◆ **WHAT IS NEEDED**: Here are records with pictures in them. Copy all of them exactly and leave the pictures out.
★ ★ ★
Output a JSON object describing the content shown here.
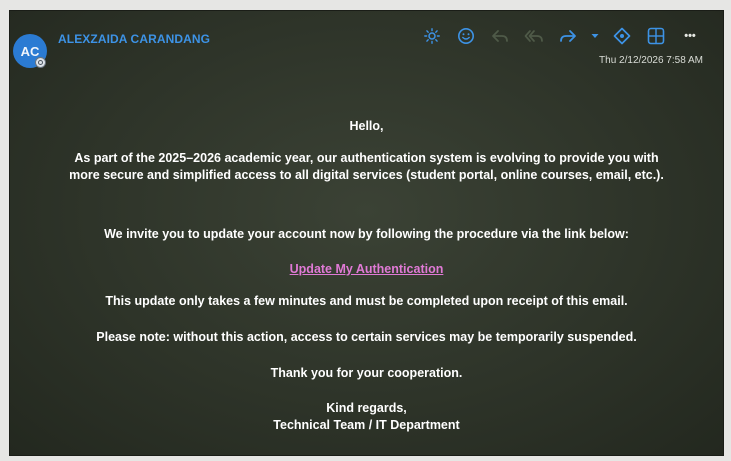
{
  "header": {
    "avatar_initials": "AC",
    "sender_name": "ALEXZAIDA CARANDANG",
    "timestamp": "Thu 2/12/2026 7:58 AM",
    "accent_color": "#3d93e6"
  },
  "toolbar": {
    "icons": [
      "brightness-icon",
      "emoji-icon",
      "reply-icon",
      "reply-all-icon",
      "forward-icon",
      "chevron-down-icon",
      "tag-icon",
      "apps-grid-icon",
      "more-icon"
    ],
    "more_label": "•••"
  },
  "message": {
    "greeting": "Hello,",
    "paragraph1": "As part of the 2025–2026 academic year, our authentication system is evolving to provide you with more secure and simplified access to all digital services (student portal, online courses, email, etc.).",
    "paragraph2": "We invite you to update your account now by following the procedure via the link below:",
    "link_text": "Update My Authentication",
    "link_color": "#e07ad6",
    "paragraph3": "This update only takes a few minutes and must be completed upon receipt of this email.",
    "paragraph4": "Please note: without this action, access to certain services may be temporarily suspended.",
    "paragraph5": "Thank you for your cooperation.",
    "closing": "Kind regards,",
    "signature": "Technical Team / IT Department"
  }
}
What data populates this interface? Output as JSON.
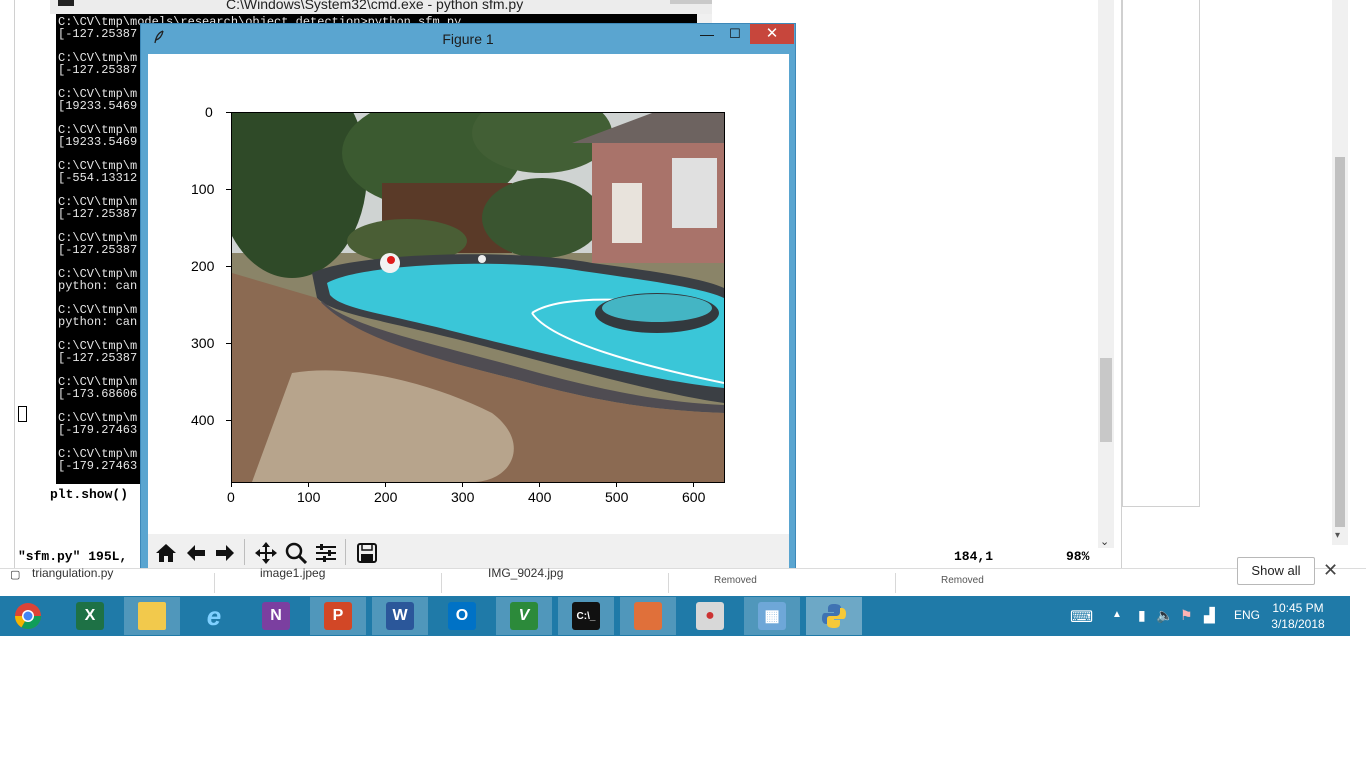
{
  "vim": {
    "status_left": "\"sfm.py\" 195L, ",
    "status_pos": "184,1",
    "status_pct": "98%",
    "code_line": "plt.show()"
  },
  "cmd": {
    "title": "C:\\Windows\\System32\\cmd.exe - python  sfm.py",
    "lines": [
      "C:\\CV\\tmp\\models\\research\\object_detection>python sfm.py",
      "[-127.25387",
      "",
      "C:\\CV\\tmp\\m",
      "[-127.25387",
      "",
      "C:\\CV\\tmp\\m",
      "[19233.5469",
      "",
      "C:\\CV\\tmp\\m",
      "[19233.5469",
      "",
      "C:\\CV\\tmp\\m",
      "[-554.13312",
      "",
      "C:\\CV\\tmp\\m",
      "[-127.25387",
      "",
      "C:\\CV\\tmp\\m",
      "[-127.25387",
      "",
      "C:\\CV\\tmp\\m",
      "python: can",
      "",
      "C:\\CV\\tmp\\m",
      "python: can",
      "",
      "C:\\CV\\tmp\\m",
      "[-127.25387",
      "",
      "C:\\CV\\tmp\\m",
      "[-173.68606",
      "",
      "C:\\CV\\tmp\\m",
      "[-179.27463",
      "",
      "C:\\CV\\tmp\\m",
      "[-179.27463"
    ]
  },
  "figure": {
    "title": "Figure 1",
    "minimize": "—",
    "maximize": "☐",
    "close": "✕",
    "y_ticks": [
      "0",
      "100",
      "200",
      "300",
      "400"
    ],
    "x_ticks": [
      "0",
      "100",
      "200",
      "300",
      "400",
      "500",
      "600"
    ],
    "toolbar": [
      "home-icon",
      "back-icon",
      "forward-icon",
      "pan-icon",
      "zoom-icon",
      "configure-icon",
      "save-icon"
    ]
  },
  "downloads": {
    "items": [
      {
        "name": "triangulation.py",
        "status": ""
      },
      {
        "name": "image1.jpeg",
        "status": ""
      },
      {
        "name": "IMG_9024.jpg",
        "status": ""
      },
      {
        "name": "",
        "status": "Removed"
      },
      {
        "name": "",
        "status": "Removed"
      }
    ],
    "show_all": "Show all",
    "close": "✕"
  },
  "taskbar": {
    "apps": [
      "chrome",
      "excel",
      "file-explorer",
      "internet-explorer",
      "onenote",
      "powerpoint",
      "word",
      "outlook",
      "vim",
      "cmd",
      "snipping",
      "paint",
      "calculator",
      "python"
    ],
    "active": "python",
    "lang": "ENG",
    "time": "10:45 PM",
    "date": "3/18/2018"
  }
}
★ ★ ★
◆ **RESULT OF THE TASK**:
Output a JSON object describing the content shown here.
{
  "header": {
    "avatar_initials": "AC",
    "sender_name": "ALEXZAIDA CARANDANG",
    "timestamp": "Thu 2/12/2026 7:58 AM",
    "accent_color": "#3d93e6"
  },
  "toolbar": {
    "icons": [
      "brightness-icon",
      "emoji-icon",
      "reply-icon",
      "reply-all-icon",
      "forward-icon",
      "chevron-down-icon",
      "tag-icon",
      "apps-grid-icon",
      "more-icon"
    ],
    "more_label": "•••"
  },
  "message": {
    "greeting": "Hello,",
    "paragraph1": "As part of the 2025–2026 academic year, our authentication system is evolving to provide you with more secure and simplified access to all digital services (student portal, online courses, email, etc.).",
    "paragraph2": "We invite you to update your account now by following the procedure via the link below:",
    "link_text": "Update My Authentication",
    "link_color": "#e07ad6",
    "paragraph3": "This update only takes a few minutes and must be completed upon receipt of this email.",
    "paragraph4": "Please note: without this action, access to certain services may be temporarily suspended.",
    "paragraph5": "Thank you for your cooperation.",
    "closing": "Kind regards,",
    "signature": "Technical Team / IT Department"
  }
}
What data populates this interface? Output as JSON.
{
  "vim": {
    "status_left": "\"sfm.py\" 195L, ",
    "status_pos": "184,1",
    "status_pct": "98%",
    "code_line": "plt.show()"
  },
  "cmd": {
    "title": "C:\\Windows\\System32\\cmd.exe - python  sfm.py",
    "lines": [
      "C:\\CV\\tmp\\models\\research\\object_detection>python sfm.py",
      "[-127.25387",
      "",
      "C:\\CV\\tmp\\m",
      "[-127.25387",
      "",
      "C:\\CV\\tmp\\m",
      "[19233.5469",
      "",
      "C:\\CV\\tmp\\m",
      "[19233.5469",
      "",
      "C:\\CV\\tmp\\m",
      "[-554.13312",
      "",
      "C:\\CV\\tmp\\m",
      "[-127.25387",
      "",
      "C:\\CV\\tmp\\m",
      "[-127.25387",
      "",
      "C:\\CV\\tmp\\m",
      "python: can",
      "",
      "C:\\CV\\tmp\\m",
      "python: can",
      "",
      "C:\\CV\\tmp\\m",
      "[-127.25387",
      "",
      "C:\\CV\\tmp\\m",
      "[-173.68606",
      "",
      "C:\\CV\\tmp\\m",
      "[-179.27463",
      "",
      "C:\\CV\\tmp\\m",
      "[-179.27463"
    ]
  },
  "figure": {
    "title": "Figure 1",
    "minimize": "—",
    "maximize": "☐",
    "close": "✕",
    "y_ticks": [
      "0",
      "100",
      "200",
      "300",
      "400"
    ],
    "x_ticks": [
      "0",
      "100",
      "200",
      "300",
      "400",
      "500",
      "600"
    ],
    "toolbar": [
      "home-icon",
      "back-icon",
      "forward-icon",
      "pan-icon",
      "zoom-icon",
      "configure-icon",
      "save-icon"
    ]
  },
  "downloads": {
    "items": [
      {
        "name": "triangulation.py",
        "status": ""
      },
      {
        "name": "image1.jpeg",
        "status": ""
      },
      {
        "name": "IMG_9024.jpg",
        "status": ""
      },
      {
        "name": "",
        "status": "Removed"
      },
      {
        "name": "",
        "status": "Removed"
      }
    ],
    "show_all": "Show all",
    "close": "✕"
  },
  "taskbar": {
    "apps": [
      "chrome",
      "excel",
      "file-explorer",
      "internet-explorer",
      "onenote",
      "powerpoint",
      "word",
      "outlook",
      "vim",
      "cmd",
      "snipping",
      "paint",
      "calculator",
      "python"
    ],
    "active": "python",
    "lang": "ENG",
    "time": "10:45 PM",
    "date": "3/18/2018"
  }
}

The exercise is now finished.